"I was surprised, to say the least, that you sought to influence, really determine the action of the committee without calling me first," Specter said in the letter, which also complained about other executive power reaches. "This was especially perplexing since we both attended the Republican Senators Caucus lunch yesterday, and I walked directly in front of you on at least two occasions en route from the buffet to my table."
Without apology, Cheney responded the next day that he was willing to work more closely with lawmakers on oversight of the surveillance programs. "The respectful and candid exchange of views is something to be encouraged, rather than avoided," he said in a letter to Specter.

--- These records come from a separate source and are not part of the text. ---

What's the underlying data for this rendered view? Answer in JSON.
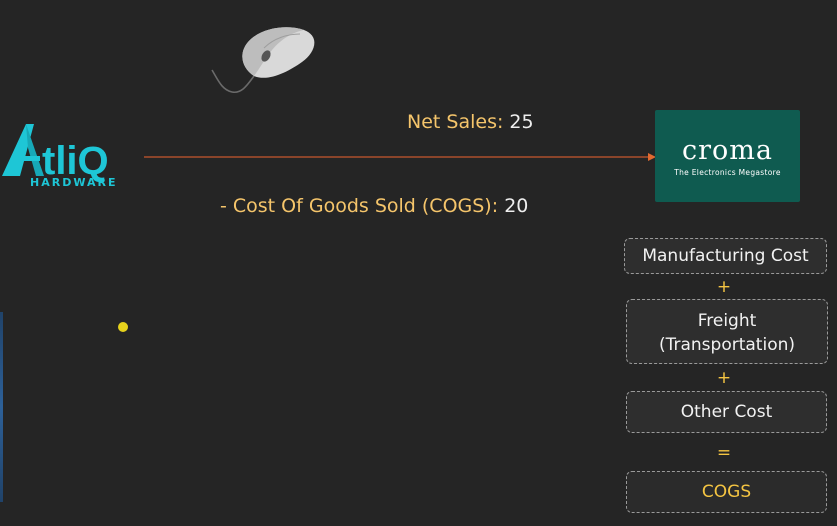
{
  "left_logo": {
    "wordmark": "AtliQ",
    "subtitle": "HARDWARE"
  },
  "right_logo": {
    "name": "croma",
    "tagline": "The Electronics Megastore"
  },
  "flow": {
    "net_sales_label": "Net Sales:",
    "net_sales_value": "25",
    "cogs_label": "- Cost Of Goods Sold (COGS):",
    "cogs_value": "20"
  },
  "breakdown": {
    "item1": "Manufacturing Cost",
    "op1": "+",
    "item2_line1": "Freight",
    "item2_line2": "(Transportation)",
    "op2": "+",
    "item3": "Other Cost",
    "op3": "=",
    "result": "COGS"
  },
  "colors": {
    "background": "#252525",
    "label_gold": "#f5c56b",
    "accent_yellow": "#f5c542",
    "croma_green": "#0f5b50",
    "atliq_teal": "#1ec6d6",
    "arrow": "#c8582d"
  }
}
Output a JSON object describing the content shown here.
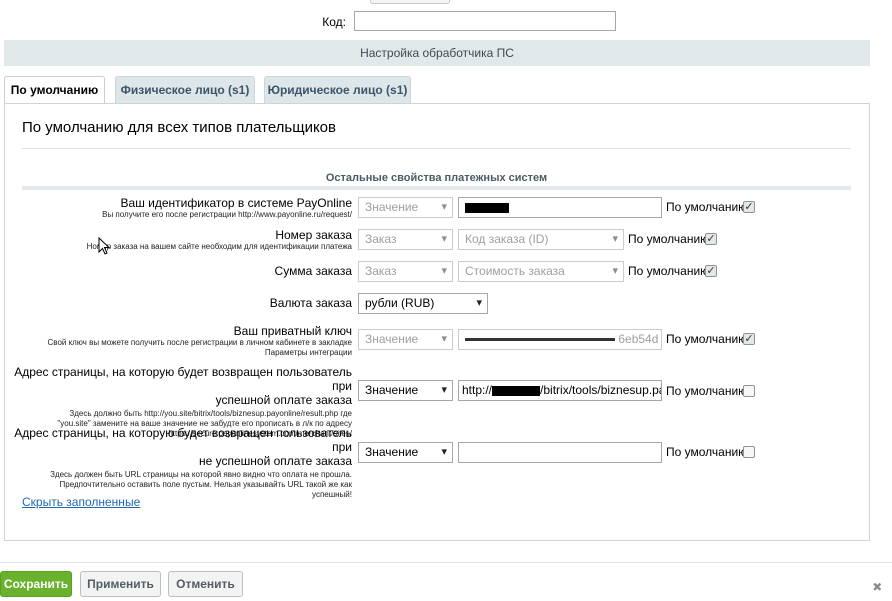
{
  "top": {
    "code_label": "Код:",
    "code_value": ""
  },
  "section_title": "Настройка обработчика ПС",
  "tabs": [
    {
      "label": "По умолчанию",
      "active": true
    },
    {
      "label": "Физическое лицо (s1)",
      "active": false
    },
    {
      "label": "Юридическое лицо (s1)",
      "active": false
    }
  ],
  "panel": {
    "title": "По умолчанию для всех типов плательщиков",
    "subheading": "Остальные свойства платежных систем"
  },
  "default_label": "По умолчанию",
  "fields": [
    {
      "label": "Ваш идентификатор в системе PayOnline",
      "hint": "Вы получите его после регистрации http://www.payonline.ru/request/",
      "type_value": "Значение",
      "value": "",
      "is_default": true
    },
    {
      "label": "Номер заказа",
      "hint": "Номер заказа на вашем сайте необходим для идентификации платежа",
      "type_value": "Заказ",
      "value": "Код заказа (ID)",
      "is_default": true
    },
    {
      "label": "Сумма заказа",
      "type_value": "Заказ",
      "value": "Стоимость заказа",
      "is_default": true
    },
    {
      "label": "Валюта заказа",
      "value": "рубли (RUB)"
    },
    {
      "label": "Ваш приватный ключ",
      "hint_lines": [
        "Свой ключ вы можете получить после регистрации в личном кабинете в закладке",
        "Параметры интеграции"
      ],
      "type_value": "Значение",
      "value_suffix": "6eb54d",
      "is_default": true
    },
    {
      "label_lines": [
        "Адрес страницы, на которую будет возвращен пользователь при",
        "успешной оплате заказа"
      ],
      "hint_lines": [
        "Здесь должно быть http://you.site/bitrix/tools/biznesup.payonline/result.php где",
        "\"you.site\" замените на ваше значение не забудте его прописать в л/к по адресу",
        "https://secure.payonlinesystem.com/merchant/sites/"
      ],
      "type_value": "Значение",
      "value_prefix": "http://",
      "value_suffix": "/bitrix/tools/biznesup.pay",
      "is_default": false
    },
    {
      "label_lines": [
        "Адрес страницы, на которую будет возвращен пользователь при",
        "не успешной оплате заказа"
      ],
      "hint_lines": [
        "Здесь должен быть URL страницы на которой явно видно что оплата не прошла.",
        "Предпочтительно оставить поле пустым. Нельзя указывайть URL такой же как",
        "успешный!"
      ],
      "type_value": "Значение",
      "value": "",
      "is_default": false
    }
  ],
  "hide_link": "Скрыть заполненные",
  "buttons": {
    "save": "Сохранить",
    "apply": "Применить",
    "cancel": "Отменить"
  },
  "colors": {
    "tab_bg": "#dde6e9",
    "section_bg": "#e0e8ea",
    "save_bg": "#6ab22e",
    "link": "#2067b0"
  }
}
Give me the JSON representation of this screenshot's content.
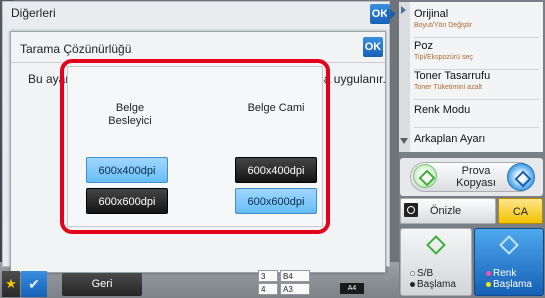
{
  "outer_dialog": {
    "title": "Diğerleri",
    "ok_label": "OK"
  },
  "inner_dialog": {
    "title": "Tarama Çözünürlüğü",
    "ok_label": "OK",
    "description": "Bu ayar, kopya oranı %100'e ayarlı olarak S/B kopyasına uygulanır.",
    "columns": [
      {
        "heading": "Belge Besleyici",
        "options": [
          {
            "label": "600x400dpi",
            "selected": true
          },
          {
            "label": "600x600dpi",
            "selected": false
          }
        ]
      },
      {
        "heading": "Belge Cami",
        "options": [
          {
            "label": "600x400dpi",
            "selected": false
          },
          {
            "label": "600x600dpi",
            "selected": true
          }
        ]
      }
    ]
  },
  "bottom_bar": {
    "back_label": "Geri"
  },
  "tray": {
    "rows": [
      {
        "num": "3",
        "size": "B4"
      },
      {
        "num": "4",
        "size": "A3"
      }
    ],
    "selected": "A4"
  },
  "sidebar": {
    "menu": [
      {
        "label": "Orijinal",
        "sub": "Boyut/Yön Değiştir"
      },
      {
        "label": "Poz",
        "sub": "Tipi/Ekspozürü seç"
      },
      {
        "label": "Toner Tasarrufu",
        "sub": "Toner Tüketimini azalt"
      },
      {
        "label": "Renk Modu",
        "sub": ""
      },
      {
        "label": "Arkaplan Ayarı",
        "sub": ""
      }
    ],
    "proof_copy_label": "Prova Kopyası",
    "preview_label": "Önizle",
    "ca_label": "CA",
    "bw_start_line1": "S/B",
    "bw_start_line2": "Başlama",
    "color_start_line1": "Renk",
    "color_start_line2": "Başlama"
  },
  "colors": {
    "accent_blue": "#1561b8",
    "highlight_red": "#e3001b",
    "selected_option": "#66bdf6",
    "ca_yellow": "#f2c300"
  }
}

In coming weeks, the administration could face another check from the Supreme Court. The justices are expected to rule this month on the legal validity of using special military tribunals to try terror suspects being held at Guantanamo Bay, Cuba.
Attorneys for terror suspect Salim Hamdan, a former driver for Osama bin Laden, have criticized the tribunal system as one "unburdened by the laws, Constitution and treaties of the United States." They could get a sympathetic ruling from a court that in a separate terror case two years ago that said that war does not give the president a "blank check" in the legal treatment of suspected enemies.
Last December, another warning shot came from conservative U.S. Circuit Judge J. Michael Luttig. After siding with the administration's position in a terror case concerning the military detention of suspect Jose Padilla, Luttig issued a sharp rebuke when the Justice Department tried to transfer Padilla to civilian court before his appeal could reach the Supreme Court.
But the courts are not just arbiters in the latest power struggles. Some judges are chafing at what they see as an intrusion by lawmakers into what cases come before the nation's courts, and how they are decided. Supreme Court Justice Antonin Scalia, a conservative who opposes the use of foreign law to decide U.S. constitutional issues, nonetheless denounced the notion that Congress should ban the practice. "Let us make our mistakes," he said in a Capitol Hill speech last month, "just as we let you make yours."